» **Task to complete**
Report how many lines of the entries below contain the word "NeoForge", and nothing more.

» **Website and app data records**
"""

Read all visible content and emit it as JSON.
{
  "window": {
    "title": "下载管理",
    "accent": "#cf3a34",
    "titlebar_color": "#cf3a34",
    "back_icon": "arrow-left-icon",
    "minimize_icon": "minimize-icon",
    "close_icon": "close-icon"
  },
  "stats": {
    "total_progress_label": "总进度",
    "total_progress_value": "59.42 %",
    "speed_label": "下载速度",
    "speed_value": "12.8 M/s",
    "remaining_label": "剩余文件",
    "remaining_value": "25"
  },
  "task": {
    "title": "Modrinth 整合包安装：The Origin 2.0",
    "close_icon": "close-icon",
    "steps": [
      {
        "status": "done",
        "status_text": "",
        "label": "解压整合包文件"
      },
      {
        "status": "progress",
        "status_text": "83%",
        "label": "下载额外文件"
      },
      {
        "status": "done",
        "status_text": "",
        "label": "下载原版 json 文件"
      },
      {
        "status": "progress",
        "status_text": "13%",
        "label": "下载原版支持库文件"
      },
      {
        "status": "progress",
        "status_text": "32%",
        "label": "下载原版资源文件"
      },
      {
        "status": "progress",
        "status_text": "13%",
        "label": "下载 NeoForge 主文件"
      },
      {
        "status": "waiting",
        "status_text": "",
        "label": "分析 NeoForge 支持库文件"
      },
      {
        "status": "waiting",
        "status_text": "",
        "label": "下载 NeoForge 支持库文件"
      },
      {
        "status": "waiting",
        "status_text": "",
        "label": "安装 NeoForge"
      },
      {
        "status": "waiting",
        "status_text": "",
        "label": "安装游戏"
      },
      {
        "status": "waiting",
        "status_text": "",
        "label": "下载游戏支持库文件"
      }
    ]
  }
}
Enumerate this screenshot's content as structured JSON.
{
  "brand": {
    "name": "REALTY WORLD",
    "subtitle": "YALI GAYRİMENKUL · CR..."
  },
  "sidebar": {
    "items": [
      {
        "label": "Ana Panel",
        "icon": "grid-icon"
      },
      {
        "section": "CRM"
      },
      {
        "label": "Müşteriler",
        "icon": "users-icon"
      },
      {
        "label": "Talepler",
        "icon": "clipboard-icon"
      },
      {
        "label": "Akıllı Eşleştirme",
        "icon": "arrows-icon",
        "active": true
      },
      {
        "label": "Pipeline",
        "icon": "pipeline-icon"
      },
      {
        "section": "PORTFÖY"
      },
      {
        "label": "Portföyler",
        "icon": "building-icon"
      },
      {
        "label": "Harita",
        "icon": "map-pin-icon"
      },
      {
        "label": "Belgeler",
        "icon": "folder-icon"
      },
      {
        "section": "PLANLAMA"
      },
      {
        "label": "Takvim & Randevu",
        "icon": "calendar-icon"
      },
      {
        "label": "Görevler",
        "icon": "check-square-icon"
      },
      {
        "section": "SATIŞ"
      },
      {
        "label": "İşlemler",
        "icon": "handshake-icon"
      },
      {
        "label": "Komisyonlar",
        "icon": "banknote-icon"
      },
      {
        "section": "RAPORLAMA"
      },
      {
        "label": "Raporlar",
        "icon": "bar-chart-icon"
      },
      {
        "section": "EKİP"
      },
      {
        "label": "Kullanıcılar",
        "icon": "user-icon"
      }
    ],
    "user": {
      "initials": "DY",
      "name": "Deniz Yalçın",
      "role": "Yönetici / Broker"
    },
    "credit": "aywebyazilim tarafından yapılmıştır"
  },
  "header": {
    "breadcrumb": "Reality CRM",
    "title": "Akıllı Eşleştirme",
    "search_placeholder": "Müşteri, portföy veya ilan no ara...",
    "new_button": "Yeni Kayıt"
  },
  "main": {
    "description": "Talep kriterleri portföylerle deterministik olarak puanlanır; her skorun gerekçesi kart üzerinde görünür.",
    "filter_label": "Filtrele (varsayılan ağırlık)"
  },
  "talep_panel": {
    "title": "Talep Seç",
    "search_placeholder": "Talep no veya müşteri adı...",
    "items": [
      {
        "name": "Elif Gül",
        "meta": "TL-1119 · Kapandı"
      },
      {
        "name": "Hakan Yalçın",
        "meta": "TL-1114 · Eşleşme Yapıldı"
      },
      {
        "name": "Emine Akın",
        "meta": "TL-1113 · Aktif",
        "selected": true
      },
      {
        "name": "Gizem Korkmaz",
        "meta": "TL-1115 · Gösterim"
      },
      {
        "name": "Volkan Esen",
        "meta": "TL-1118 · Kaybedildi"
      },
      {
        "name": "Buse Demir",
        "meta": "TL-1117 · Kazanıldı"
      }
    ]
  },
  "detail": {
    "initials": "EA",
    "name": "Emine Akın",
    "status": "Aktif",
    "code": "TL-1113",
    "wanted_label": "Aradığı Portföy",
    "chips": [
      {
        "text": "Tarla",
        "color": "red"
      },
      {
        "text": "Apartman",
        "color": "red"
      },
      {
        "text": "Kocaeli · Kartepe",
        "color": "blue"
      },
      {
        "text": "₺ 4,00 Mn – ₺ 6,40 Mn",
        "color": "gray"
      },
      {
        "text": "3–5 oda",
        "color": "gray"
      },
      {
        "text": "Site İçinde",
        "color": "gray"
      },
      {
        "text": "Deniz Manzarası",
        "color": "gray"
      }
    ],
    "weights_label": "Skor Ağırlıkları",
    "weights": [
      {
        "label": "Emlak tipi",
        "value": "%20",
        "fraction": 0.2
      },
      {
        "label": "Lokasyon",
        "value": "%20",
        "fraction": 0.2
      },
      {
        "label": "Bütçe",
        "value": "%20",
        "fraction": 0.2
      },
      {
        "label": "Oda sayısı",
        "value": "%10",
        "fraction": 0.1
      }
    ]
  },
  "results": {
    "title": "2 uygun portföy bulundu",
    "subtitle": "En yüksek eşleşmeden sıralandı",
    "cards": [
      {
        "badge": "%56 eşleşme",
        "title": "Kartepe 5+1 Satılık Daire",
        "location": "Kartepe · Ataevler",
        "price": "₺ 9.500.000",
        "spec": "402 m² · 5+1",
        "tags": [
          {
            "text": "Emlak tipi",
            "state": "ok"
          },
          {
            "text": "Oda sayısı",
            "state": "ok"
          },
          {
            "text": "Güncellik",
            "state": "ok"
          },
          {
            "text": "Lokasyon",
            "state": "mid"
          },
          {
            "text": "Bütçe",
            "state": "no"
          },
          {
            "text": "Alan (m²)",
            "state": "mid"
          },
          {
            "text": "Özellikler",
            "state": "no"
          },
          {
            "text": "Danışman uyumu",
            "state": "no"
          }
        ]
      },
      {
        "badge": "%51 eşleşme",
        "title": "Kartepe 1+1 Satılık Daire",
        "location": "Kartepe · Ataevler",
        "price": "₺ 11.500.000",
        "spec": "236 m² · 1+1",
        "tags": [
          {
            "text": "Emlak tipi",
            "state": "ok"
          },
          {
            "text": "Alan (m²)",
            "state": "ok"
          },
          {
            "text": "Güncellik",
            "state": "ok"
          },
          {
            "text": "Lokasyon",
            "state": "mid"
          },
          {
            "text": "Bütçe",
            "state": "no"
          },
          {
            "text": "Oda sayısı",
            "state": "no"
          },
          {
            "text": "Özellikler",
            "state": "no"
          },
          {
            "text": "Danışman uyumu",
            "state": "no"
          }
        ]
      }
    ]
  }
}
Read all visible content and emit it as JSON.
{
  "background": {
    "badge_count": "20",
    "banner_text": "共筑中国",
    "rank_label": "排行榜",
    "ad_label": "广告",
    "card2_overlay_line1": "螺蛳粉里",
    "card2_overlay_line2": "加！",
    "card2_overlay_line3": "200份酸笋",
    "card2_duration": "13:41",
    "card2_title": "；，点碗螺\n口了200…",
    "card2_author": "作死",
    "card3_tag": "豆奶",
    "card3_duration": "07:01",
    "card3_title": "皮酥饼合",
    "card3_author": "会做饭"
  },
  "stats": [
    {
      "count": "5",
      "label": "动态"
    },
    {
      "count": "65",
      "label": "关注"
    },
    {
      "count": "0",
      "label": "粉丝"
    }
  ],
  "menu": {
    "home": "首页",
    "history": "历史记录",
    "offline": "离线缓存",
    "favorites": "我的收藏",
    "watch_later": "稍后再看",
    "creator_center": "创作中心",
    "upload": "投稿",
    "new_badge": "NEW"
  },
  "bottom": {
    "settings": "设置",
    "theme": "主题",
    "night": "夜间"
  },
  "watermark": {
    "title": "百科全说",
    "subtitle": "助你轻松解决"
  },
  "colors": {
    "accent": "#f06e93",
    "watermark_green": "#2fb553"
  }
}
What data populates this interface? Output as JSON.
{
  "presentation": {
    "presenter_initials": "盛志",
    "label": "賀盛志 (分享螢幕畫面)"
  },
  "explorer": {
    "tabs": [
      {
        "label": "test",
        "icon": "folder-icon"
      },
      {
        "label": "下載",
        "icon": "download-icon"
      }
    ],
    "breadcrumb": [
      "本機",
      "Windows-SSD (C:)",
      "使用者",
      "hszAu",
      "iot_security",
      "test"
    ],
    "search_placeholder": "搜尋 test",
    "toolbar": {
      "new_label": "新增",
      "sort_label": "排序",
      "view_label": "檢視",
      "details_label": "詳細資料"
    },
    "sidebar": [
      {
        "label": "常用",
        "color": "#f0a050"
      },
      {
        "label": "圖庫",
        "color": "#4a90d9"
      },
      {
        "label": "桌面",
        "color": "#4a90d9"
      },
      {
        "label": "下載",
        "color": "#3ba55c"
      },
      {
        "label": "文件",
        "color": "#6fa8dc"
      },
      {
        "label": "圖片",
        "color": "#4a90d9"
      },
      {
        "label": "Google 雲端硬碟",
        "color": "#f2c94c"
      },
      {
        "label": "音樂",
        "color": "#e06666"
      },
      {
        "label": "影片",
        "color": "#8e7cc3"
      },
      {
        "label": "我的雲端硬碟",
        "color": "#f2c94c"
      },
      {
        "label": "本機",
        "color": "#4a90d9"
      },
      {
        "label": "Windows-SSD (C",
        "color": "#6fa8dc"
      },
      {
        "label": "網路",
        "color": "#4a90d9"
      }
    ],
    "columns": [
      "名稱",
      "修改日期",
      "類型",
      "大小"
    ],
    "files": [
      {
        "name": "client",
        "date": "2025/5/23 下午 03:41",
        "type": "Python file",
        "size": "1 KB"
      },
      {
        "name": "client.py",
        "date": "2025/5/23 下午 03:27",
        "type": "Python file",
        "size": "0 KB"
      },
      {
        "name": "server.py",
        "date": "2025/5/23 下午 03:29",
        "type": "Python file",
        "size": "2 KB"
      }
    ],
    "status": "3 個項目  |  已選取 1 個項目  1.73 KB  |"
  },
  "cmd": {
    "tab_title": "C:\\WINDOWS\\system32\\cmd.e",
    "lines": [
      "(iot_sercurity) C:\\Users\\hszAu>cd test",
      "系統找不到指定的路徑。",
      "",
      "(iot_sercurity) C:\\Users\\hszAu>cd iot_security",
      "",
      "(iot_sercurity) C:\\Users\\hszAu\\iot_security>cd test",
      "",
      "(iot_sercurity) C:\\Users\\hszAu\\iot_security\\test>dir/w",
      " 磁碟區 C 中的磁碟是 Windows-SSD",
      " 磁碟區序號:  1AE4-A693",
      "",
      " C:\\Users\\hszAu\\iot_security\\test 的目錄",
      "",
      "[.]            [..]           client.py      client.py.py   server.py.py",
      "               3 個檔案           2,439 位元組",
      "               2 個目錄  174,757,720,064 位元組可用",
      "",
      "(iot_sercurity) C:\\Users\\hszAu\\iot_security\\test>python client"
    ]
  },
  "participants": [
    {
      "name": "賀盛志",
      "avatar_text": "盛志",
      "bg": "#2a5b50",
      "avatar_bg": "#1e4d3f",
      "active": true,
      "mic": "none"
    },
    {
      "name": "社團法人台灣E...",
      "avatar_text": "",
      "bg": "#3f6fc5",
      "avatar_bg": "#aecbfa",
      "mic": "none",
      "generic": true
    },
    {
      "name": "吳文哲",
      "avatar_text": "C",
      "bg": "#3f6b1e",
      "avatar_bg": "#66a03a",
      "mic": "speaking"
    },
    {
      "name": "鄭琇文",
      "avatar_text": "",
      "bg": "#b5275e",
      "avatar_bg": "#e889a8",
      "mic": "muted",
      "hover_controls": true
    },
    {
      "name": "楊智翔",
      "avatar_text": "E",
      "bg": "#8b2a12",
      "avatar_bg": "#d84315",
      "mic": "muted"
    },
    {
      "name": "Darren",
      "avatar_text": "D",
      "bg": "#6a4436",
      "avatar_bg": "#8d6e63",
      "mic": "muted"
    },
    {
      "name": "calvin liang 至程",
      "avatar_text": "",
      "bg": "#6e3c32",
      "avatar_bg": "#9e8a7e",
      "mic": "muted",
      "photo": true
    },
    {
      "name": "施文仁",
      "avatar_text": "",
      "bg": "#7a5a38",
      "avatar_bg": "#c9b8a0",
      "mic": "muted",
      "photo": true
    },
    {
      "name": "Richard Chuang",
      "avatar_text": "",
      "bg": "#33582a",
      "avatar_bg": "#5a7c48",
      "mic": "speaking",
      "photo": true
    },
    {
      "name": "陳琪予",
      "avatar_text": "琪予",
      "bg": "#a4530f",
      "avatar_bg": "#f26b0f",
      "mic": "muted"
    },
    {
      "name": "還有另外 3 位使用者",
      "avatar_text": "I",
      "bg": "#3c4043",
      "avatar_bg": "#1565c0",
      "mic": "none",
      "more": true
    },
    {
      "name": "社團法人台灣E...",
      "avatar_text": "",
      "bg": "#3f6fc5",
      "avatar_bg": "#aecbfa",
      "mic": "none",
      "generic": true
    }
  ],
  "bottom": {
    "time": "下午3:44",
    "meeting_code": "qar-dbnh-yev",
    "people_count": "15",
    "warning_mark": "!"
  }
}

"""

» **Result**
4